**About this task**
Output the listing verbatim, leaving out every picture.
----------------
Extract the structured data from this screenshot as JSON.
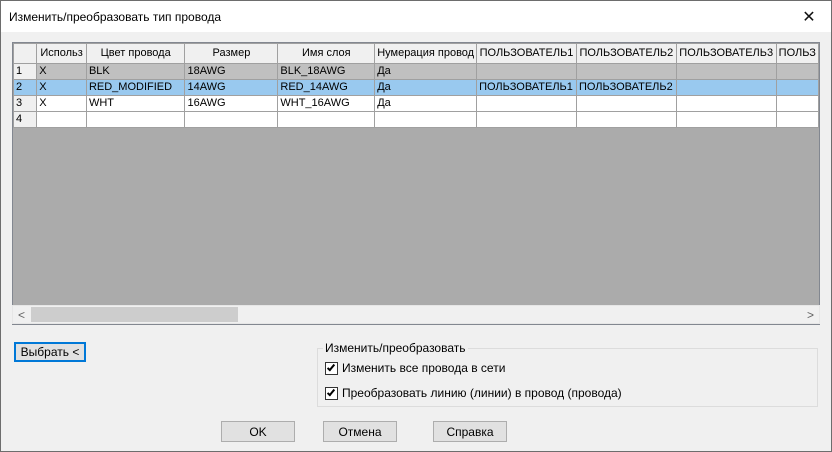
{
  "window": {
    "title": "Изменить/преобразовать тип провода",
    "close_glyph": "✕"
  },
  "grid": {
    "columns": [
      {
        "label": "Использ"
      },
      {
        "label": "Цвет провода"
      },
      {
        "label": "Размер"
      },
      {
        "label": "Имя слоя"
      },
      {
        "label": "Нумерация провод"
      },
      {
        "label": "ПОЛЬЗОВАТЕЛЬ1"
      },
      {
        "label": "ПОЛЬЗОВАТЕЛЬ2"
      },
      {
        "label": "ПОЛЬЗОВАТЕЛЬ3"
      },
      {
        "label": "ПОЛЬЗ"
      }
    ],
    "rows": [
      {
        "num": "1",
        "cells": [
          "X",
          "BLK",
          "18AWG",
          "BLK_18AWG",
          "Да",
          "",
          "",
          "",
          ""
        ],
        "state": "gray"
      },
      {
        "num": "2",
        "cells": [
          "X",
          "RED_MODIFIED",
          "14AWG",
          "RED_14AWG",
          "Да",
          "ПОЛЬЗОВАТЕЛЬ1",
          "ПОЛЬЗОВАТЕЛЬ2",
          "",
          ""
        ],
        "state": "selected"
      },
      {
        "num": "3",
        "cells": [
          "X",
          "WHT",
          "16AWG",
          "WHT_16AWG",
          "Да",
          "",
          "",
          "",
          ""
        ],
        "state": "normal"
      },
      {
        "num": "4",
        "cells": [
          "",
          "",
          "",
          "",
          "",
          "",
          "",
          "",
          ""
        ],
        "state": "normal"
      }
    ]
  },
  "scrollbar": {
    "left_arrow": "<",
    "right_arrow": ">"
  },
  "select_button": {
    "label": "Выбрать <"
  },
  "group": {
    "legend": "Изменить/преобразовать",
    "check1": {
      "label": "Изменить все провода в сети",
      "checked": true
    },
    "check2": {
      "label": "Преобразовать линию (линии) в провод (провода)",
      "checked": true
    }
  },
  "buttons": {
    "ok": "OK",
    "cancel": "Отмена",
    "help": "Справка"
  }
}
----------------
**Result of this task**
Extract the structured data from this screenshot as JSON.
{
  "window": {
    "title": "Изменить/преобразовать тип провода",
    "close_glyph": "✕"
  },
  "grid": {
    "columns": [
      {
        "label": "Использ"
      },
      {
        "label": "Цвет провода"
      },
      {
        "label": "Размер"
      },
      {
        "label": "Имя слоя"
      },
      {
        "label": "Нумерация провод"
      },
      {
        "label": "ПОЛЬЗОВАТЕЛЬ1"
      },
      {
        "label": "ПОЛЬЗОВАТЕЛЬ2"
      },
      {
        "label": "ПОЛЬЗОВАТЕЛЬ3"
      },
      {
        "label": "ПОЛЬЗ"
      }
    ],
    "rows": [
      {
        "num": "1",
        "cells": [
          "X",
          "BLK",
          "18AWG",
          "BLK_18AWG",
          "Да",
          "",
          "",
          "",
          ""
        ],
        "state": "gray"
      },
      {
        "num": "2",
        "cells": [
          "X",
          "RED_MODIFIED",
          "14AWG",
          "RED_14AWG",
          "Да",
          "ПОЛЬЗОВАТЕЛЬ1",
          "ПОЛЬЗОВАТЕЛЬ2",
          "",
          ""
        ],
        "state": "selected"
      },
      {
        "num": "3",
        "cells": [
          "X",
          "WHT",
          "16AWG",
          "WHT_16AWG",
          "Да",
          "",
          "",
          "",
          ""
        ],
        "state": "normal"
      },
      {
        "num": "4",
        "cells": [
          "",
          "",
          "",
          "",
          "",
          "",
          "",
          "",
          ""
        ],
        "state": "normal"
      }
    ]
  },
  "scrollbar": {
    "left_arrow": "<",
    "right_arrow": ">"
  },
  "select_button": {
    "label": "Выбрать <"
  },
  "group": {
    "legend": "Изменить/преобразовать",
    "check1": {
      "label": "Изменить все провода в сети",
      "checked": true
    },
    "check2": {
      "label": "Преобразовать линию (линии) в провод (провода)",
      "checked": true
    }
  },
  "buttons": {
    "ok": "OK",
    "cancel": "Отмена",
    "help": "Справка"
  }
}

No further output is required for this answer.